#### [What to do]
Look through the records, and wherever the string "notifications" turns up, copy out that line.

::: Excerpted records :::

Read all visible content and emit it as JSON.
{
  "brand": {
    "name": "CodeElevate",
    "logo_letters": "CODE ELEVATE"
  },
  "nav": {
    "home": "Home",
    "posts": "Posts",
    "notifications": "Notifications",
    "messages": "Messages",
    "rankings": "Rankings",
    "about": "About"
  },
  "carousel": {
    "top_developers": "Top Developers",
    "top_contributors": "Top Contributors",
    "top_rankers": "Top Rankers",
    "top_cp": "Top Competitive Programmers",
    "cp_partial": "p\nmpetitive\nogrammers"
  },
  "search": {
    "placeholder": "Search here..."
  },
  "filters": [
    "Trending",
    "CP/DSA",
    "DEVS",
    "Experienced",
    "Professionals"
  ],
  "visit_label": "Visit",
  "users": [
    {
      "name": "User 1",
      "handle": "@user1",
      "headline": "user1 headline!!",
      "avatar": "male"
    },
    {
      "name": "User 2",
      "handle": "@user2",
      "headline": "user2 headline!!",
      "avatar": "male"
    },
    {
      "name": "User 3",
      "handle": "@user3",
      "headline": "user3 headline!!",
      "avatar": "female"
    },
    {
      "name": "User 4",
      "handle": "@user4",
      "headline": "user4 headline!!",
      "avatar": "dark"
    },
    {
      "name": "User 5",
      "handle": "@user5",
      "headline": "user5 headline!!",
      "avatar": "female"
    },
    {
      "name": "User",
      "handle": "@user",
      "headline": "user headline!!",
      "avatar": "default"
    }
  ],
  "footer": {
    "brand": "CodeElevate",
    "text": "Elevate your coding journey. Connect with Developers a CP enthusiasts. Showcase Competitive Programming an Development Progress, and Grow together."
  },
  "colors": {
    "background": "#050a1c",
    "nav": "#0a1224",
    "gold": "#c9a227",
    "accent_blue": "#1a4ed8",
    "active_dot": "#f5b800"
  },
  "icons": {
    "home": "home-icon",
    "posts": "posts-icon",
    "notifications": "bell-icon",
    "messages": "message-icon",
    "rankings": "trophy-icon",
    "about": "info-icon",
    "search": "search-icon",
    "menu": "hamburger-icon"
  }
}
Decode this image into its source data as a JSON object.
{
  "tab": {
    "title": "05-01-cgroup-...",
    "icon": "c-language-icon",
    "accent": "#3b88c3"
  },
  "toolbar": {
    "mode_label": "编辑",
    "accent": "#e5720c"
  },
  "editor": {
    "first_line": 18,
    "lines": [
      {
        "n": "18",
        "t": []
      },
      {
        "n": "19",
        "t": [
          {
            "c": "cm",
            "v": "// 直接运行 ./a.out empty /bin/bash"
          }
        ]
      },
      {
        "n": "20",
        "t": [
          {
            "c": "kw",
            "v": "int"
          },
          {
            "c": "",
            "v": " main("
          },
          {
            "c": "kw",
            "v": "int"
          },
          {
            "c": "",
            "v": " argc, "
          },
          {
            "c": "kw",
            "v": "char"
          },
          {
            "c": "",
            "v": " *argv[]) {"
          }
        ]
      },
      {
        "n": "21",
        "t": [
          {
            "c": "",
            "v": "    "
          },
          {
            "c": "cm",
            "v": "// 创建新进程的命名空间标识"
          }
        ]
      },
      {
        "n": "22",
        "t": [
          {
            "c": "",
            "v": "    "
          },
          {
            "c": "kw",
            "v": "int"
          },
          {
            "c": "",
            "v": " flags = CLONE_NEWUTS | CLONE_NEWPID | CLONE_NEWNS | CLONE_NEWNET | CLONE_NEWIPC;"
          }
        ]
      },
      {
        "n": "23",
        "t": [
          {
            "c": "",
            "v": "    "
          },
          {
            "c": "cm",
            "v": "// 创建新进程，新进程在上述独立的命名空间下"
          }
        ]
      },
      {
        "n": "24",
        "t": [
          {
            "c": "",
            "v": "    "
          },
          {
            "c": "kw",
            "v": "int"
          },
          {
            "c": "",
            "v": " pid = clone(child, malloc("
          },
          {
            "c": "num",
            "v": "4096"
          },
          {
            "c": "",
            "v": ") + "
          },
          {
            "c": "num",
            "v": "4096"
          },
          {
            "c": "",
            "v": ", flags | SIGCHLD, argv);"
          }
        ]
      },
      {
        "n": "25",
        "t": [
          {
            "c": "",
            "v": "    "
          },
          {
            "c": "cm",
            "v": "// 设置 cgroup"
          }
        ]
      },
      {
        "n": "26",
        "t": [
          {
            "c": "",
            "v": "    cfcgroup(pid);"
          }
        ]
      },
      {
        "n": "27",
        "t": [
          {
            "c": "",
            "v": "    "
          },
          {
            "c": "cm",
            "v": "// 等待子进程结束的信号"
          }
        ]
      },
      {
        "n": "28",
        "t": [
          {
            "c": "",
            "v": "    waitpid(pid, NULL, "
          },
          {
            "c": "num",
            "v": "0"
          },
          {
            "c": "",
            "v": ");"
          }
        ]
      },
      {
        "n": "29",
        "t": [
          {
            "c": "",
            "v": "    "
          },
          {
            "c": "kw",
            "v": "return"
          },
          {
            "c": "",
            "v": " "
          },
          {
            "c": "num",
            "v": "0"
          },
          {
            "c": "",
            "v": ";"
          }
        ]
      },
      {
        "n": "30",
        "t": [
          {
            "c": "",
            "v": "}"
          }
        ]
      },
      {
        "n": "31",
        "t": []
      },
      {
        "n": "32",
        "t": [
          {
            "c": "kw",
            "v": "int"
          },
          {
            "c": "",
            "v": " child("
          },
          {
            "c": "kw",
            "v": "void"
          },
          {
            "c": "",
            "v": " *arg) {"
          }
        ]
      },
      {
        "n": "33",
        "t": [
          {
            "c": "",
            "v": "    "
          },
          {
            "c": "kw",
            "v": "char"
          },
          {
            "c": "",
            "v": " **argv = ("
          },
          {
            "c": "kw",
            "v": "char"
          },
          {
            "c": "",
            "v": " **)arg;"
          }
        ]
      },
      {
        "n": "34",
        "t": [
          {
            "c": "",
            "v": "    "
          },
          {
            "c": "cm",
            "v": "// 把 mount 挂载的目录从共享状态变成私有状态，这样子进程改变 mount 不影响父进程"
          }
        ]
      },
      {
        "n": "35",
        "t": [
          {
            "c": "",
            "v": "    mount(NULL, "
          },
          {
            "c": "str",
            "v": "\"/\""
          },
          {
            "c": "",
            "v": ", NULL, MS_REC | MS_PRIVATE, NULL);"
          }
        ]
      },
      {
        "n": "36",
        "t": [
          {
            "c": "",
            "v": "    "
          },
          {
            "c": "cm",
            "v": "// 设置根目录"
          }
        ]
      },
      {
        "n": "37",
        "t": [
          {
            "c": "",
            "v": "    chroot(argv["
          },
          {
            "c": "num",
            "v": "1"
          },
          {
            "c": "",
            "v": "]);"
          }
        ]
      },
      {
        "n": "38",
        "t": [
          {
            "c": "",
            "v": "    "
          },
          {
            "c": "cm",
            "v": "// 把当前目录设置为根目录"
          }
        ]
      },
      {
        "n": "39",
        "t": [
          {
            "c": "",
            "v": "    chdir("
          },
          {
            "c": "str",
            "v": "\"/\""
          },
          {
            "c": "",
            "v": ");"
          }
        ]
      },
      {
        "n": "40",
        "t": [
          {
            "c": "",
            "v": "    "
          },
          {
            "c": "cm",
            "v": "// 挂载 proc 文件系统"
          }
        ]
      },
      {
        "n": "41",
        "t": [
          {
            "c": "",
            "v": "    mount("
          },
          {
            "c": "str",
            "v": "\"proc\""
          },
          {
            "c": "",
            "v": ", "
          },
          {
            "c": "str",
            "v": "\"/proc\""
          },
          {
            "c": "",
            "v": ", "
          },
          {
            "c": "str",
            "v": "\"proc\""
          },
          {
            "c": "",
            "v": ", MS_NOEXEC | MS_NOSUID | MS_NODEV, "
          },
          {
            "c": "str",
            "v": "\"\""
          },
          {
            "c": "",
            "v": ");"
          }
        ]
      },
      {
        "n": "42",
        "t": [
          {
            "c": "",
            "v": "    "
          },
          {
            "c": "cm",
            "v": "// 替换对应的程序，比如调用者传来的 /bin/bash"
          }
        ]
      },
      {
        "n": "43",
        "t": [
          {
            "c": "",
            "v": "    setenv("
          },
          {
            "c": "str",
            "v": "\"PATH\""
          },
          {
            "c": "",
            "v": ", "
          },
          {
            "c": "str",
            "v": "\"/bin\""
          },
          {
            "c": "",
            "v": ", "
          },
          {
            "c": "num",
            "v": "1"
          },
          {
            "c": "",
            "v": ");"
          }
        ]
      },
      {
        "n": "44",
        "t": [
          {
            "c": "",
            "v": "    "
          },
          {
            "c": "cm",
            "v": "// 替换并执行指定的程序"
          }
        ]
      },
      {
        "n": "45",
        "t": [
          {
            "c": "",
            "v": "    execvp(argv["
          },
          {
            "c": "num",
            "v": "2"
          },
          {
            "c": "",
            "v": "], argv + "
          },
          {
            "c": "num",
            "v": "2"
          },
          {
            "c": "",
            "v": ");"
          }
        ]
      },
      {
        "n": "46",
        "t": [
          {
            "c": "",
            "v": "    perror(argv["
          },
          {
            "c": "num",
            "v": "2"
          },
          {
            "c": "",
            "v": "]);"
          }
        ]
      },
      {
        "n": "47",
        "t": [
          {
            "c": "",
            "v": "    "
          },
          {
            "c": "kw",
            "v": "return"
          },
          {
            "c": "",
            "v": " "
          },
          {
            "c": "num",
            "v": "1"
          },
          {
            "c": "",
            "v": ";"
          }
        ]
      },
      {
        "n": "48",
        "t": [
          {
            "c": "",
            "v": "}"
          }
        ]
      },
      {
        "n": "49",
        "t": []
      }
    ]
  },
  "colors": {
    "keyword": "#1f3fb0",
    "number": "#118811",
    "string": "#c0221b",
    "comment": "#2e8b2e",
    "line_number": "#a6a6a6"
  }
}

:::

#### [Exercise answer]
    "notifications": "Notifications",
    "notifications": "bell-icon",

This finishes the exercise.